In a historic move, the U.S. Federal Reserve lowered its target range for the federal funds rate to between zero and 0.25 per cent on Sunday.
The Fed is taking the emergency action in a bid to help alleviate the extreme economic disruption caused by the spread of the coronavirus. It said it intends to maintain rates at these levels until it’s confident the U.S. has weathered the impacts.
The cut comes after a week when markets around the world saw some truly significant losses. In Canada, many are already referring to March 12 as Black Thursday, since it was the most damaging day the TSX/S&P composite index has seen since 1940.
With central banks running out of ammunition, institutional investors will be watching other economic signals closely.
“Efforts to contain the outbreak will likely bring economies to a standstill, so investors should be looking to fiscal policy for spending to bolster health-care systems, as well as households and smaller companies facing cash-flow problems,” said Kurt Reiman, managing director and chief Canadian investment strategist at BlackRock Inc., in an email to Benefits Canada.
“Central banks moved preemptively and aggressively to encourage borrowing, soften the tightening in financial conditions and shore up the financial system against liquidity pressures. But monetary authorities are quickly reaching their limits. The baton is now in the hands of governments to provide aggressive stimulus.”
Canada’s central bank does have further ammunition, he added. “The Bank of Canada isn’t finished cutting rates — that was true before Sunday’s Fed decision and it’s especially true now.
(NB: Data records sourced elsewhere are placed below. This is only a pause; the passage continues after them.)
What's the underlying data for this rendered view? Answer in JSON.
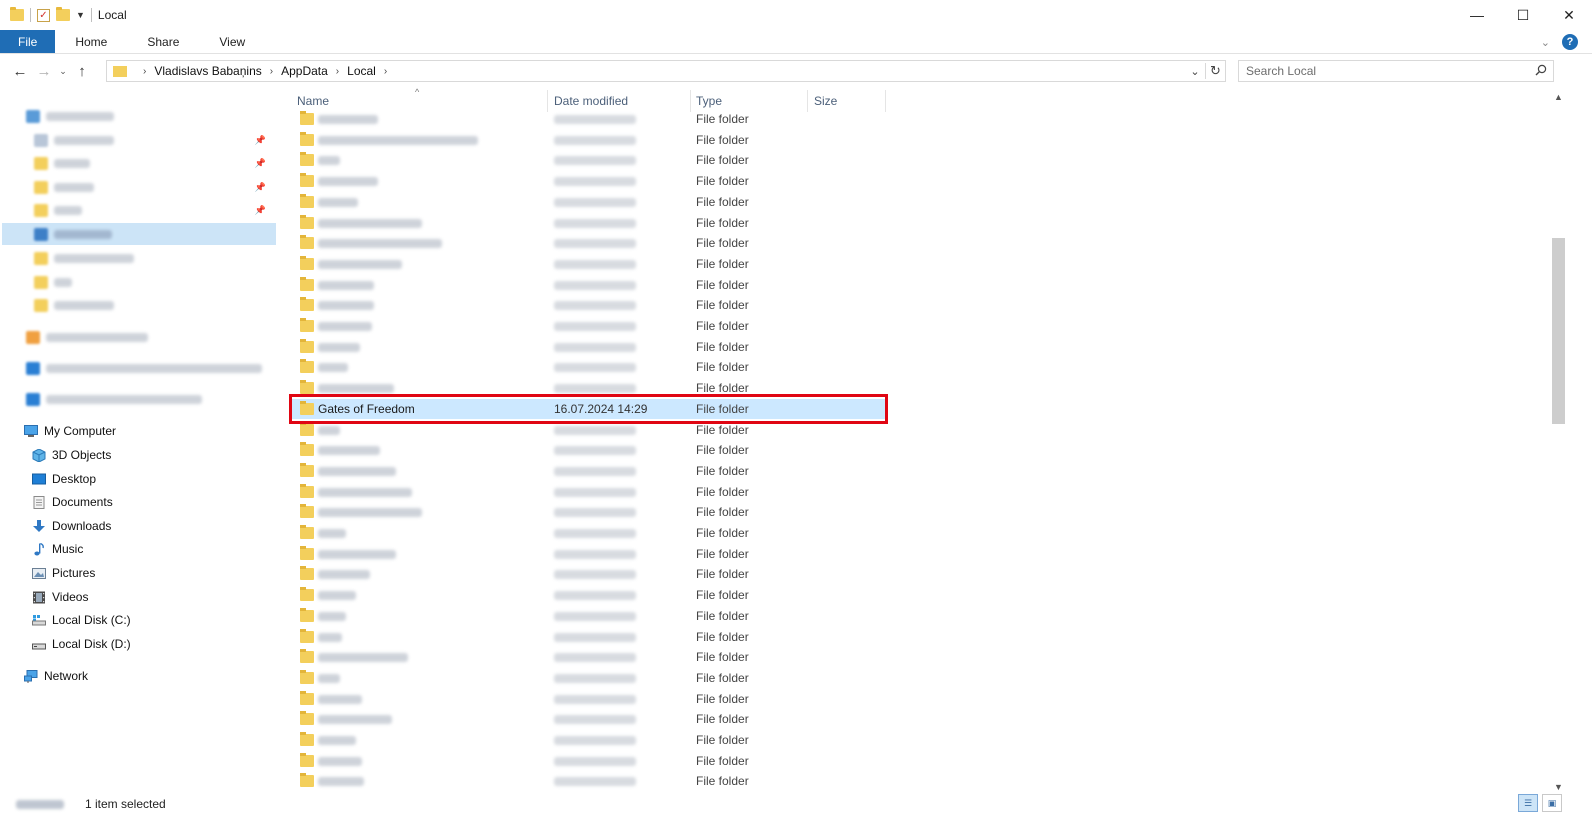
{
  "window": {
    "title": "Local"
  },
  "window_controls": {
    "minimize": "—",
    "maximize": "☐",
    "close": "✕"
  },
  "ribbon": {
    "tabs": [
      "File",
      "Home",
      "Share",
      "View"
    ]
  },
  "address": {
    "crumbs": [
      "Vladislavs Babaņins",
      "AppData",
      "Local"
    ]
  },
  "search": {
    "placeholder": "Search Local"
  },
  "columns": {
    "name": "Name",
    "date": "Date modified",
    "type": "Type",
    "size": "Size"
  },
  "nav": {
    "this_pc": [
      {
        "label": "My Computer",
        "icon": "computer-icon"
      },
      {
        "label": "3D Objects",
        "icon": "cube-icon"
      },
      {
        "label": "Desktop",
        "icon": "desktop-icon"
      },
      {
        "label": "Documents",
        "icon": "document-icon"
      },
      {
        "label": "Downloads",
        "icon": "download-arrow-icon"
      },
      {
        "label": "Music",
        "icon": "music-note-icon"
      },
      {
        "label": "Pictures",
        "icon": "picture-icon"
      },
      {
        "label": "Videos",
        "icon": "film-icon"
      },
      {
        "label": "Local Disk (C:)",
        "icon": "drive-icon"
      },
      {
        "label": "Local Disk (D:)",
        "icon": "drive-icon"
      }
    ],
    "network": {
      "label": "Network",
      "icon": "network-icon"
    }
  },
  "files": {
    "type_label": "File folder",
    "selected": {
      "name": "Gates of Freedom",
      "date": "16.07.2024 14:29",
      "type": "File folder"
    }
  },
  "status": {
    "selected_text": "1 item selected"
  },
  "colors": {
    "accent": "#1f6db5",
    "selection": "#cce8ff",
    "highlight_box": "#e00613",
    "folder": "#f3cf5c"
  }
}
There’s very little standing in the way of the BoC bringing policy rates to zero.”
Given the uncertainty about how long the crisis will last and how effective public health measures will prove to be, the environment for risk assets has changed dramatically, with the cushion normally provided by safe havens like government bonds significantly diminished as yields tumble, he said.
The Canadian Imperial Bank of Commerce and the Royal Bank of Canada were among the many banks and economists predicting late last week that Canada will enter a recession this year, mainly due to the coronavirus, market uncertainty and slumping oil prices.
In addition to Sunday’s cut, the Fed has been ramping up bond buying and has announced a US$1.5 trillion short-term financing extension.
“This firepower unequivocally confirms a Fed that is intent on flooding the U.S. and international markets with liquidity,” said Dec Mullarkey, managing director of investment strategy at SLC Management, in a statement.
The Fed is eager to maintain the functionality of credit markets and avoid interruptions to cash flow that could impact U.S. jobs, thereby harming the American consumer base, he added.
“The Fed sees the consumer as the pillar of the economy and, in turn, wants to help companies bridge what could be months of dislocation as the virus dents activity. While reassuring that the Fed wants to attack the current crisis with all its policy might, the subtext that serious cracks and storm clouds are developing is not lost on markets.”